Exercise instructions:
Set down each record exactly as written.
::::
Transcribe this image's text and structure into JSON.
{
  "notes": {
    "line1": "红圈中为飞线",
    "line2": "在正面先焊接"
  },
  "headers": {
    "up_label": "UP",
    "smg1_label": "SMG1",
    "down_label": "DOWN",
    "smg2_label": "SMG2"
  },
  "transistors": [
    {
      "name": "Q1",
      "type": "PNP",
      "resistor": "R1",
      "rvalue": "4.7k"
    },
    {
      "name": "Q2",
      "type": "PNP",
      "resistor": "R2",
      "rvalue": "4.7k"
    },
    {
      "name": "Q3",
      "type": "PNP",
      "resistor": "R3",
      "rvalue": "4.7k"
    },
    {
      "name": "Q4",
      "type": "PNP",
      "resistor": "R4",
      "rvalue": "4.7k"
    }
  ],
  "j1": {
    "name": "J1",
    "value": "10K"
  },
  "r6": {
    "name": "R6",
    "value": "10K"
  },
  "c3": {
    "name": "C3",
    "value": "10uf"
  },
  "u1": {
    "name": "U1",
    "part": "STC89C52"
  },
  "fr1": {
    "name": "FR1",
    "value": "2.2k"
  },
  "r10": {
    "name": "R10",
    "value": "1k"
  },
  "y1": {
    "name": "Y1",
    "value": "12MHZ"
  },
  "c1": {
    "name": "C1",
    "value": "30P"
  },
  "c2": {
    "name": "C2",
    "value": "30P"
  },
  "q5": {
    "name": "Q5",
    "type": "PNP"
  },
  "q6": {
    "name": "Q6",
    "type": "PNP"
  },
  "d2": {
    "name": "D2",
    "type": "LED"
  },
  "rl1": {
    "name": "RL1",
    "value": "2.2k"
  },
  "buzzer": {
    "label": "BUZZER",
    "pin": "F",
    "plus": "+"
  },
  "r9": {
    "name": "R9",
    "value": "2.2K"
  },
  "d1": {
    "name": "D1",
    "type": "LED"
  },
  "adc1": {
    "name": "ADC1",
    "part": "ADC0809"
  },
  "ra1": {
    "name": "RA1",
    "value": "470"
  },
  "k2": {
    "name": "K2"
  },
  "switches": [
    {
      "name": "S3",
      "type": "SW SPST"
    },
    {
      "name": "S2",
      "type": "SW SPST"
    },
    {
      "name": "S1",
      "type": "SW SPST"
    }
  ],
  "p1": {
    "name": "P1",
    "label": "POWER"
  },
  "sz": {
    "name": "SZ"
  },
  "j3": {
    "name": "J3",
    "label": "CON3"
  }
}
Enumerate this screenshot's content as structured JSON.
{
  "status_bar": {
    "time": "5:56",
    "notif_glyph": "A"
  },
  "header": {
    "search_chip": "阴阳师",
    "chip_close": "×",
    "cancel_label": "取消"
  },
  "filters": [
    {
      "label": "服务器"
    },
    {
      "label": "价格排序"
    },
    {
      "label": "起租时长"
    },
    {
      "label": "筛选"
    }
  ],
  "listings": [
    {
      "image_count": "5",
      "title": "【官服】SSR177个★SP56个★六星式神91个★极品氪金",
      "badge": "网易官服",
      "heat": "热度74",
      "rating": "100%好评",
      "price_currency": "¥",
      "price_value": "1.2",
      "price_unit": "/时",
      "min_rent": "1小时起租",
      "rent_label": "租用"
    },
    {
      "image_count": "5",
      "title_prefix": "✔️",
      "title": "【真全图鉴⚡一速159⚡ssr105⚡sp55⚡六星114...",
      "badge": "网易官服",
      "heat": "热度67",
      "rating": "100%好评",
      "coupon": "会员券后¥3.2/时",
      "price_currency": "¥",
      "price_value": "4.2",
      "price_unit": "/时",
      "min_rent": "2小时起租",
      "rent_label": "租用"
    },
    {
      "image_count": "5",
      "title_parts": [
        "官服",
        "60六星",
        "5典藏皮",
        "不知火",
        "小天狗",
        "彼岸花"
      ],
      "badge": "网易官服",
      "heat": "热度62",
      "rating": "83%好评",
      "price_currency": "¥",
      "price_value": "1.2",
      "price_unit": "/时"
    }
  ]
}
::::
Your response:
Transcribe this image's text and structure into JSON.
{
  "notes": {
    "line1": "红圈中为飞线",
    "line2": "在正面先焊接"
  },
  "headers": {
    "up_label": "UP",
    "smg1_label": "SMG1",
    "down_label": "DOWN",
    "smg2_label": "SMG2"
  },
  "transistors": [
    {
      "name": "Q1",
      "type": "PNP",
      "resistor": "R1",
      "rvalue": "4.7k"
    },
    {
      "name": "Q2",
      "type": "PNP",
      "resistor": "R2",
      "rvalue": "4.7k"
    },
    {
      "name": "Q3",
      "type": "PNP",
      "resistor": "R3",
      "rvalue": "4.7k"
    },
    {
      "name": "Q4",
      "type": "PNP",
      "resistor": "R4",
      "rvalue": "4.7k"
    }
  ],
  "j1": {
    "name": "J1",
    "value": "10K"
  },
  "r6": {
    "name": "R6",
    "value": "10K"
  },
  "c3": {
    "name": "C3",
    "value": "10uf"
  },
  "u1": {
    "name": "U1",
    "part": "STC89C52"
  },
  "fr1": {
    "name": "FR1",
    "value": "2.2k"
  },
  "r10": {
    "name": "R10",
    "value": "1k"
  },
  "y1": {
    "name": "Y1",
    "value": "12MHZ"
  },
  "c1": {
    "name": "C1",
    "value": "30P"
  },
  "c2": {
    "name": "C2",
    "value": "30P"
  },
  "q5": {
    "name": "Q5",
    "type": "PNP"
  },
  "q6": {
    "name": "Q6",
    "type": "PNP"
  },
  "d2": {
    "name": "D2",
    "type": "LED"
  },
  "rl1": {
    "name": "RL1",
    "value": "2.2k"
  },
  "buzzer": {
    "label": "BUZZER",
    "pin": "F",
    "plus": "+"
  },
  "r9": {
    "name": "R9",
    "value": "2.2K"
  },
  "d1": {
    "name": "D1",
    "type": "LED"
  },
  "adc1": {
    "name": "ADC1",
    "part": "ADC0809"
  },
  "ra1": {
    "name": "RA1",
    "value": "470"
  },
  "k2": {
    "name": "K2"
  },
  "switches": [
    {
      "name": "S3",
      "type": "SW SPST"
    },
    {
      "name": "S2",
      "type": "SW SPST"
    },
    {
      "name": "S1",
      "type": "SW SPST"
    }
  ],
  "p1": {
    "name": "P1",
    "label": "POWER"
  },
  "sz": {
    "name": "SZ"
  },
  "j3": {
    "name": "J3",
    "label": "CON3"
  }
}
Enumerate this screenshot's content as structured JSON.
{
  "status_bar": {
    "time": "5:56",
    "notif_glyph": "A"
  },
  "header": {
    "search_chip": "阴阳师",
    "chip_close": "×",
    "cancel_label": "取消"
  },
  "filters": [
    {
      "label": "服务器"
    },
    {
      "label": "价格排序"
    },
    {
      "label": "起租时长"
    },
    {
      "label": "筛选"
    }
  ],
  "listings": [
    {
      "image_count": "5",
      "title": "【官服】SSR177个★SP56个★六星式神91个★极品氪金",
      "badge": "网易官服",
      "heat": "热度74",
      "rating": "100%好评",
      "price_currency": "¥",
      "price_value": "1.2",
      "price_unit": "/时",
      "min_rent": "1小时起租",
      "rent_label": "租用"
    },
    {
      "image_count": "5",
      "title_prefix": "✔️",
      "title": "【真全图鉴⚡一速159⚡ssr105⚡sp55⚡六星114...",
      "badge": "网易官服",
      "heat": "热度67",
      "rating": "100%好评",
      "coupon": "会员券后¥3.2/时",
      "price_currency": "¥",
      "price_value": "4.2",
      "price_unit": "/时",
      "min_rent": "2小时起租",
      "rent_label": "租用"
    },
    {
      "image_count": "5",
      "title_parts": [
        "官服",
        "60六星",
        "5典藏皮",
        "不知火",
        "小天狗",
        "彼岸花"
      ],
      "badge": "网易官服",
      "heat": "热度62",
      "rating": "83%好评",
      "price_currency": "¥",
      "price_value": "1.2",
      "price_unit": "/时"
    }
  ]
}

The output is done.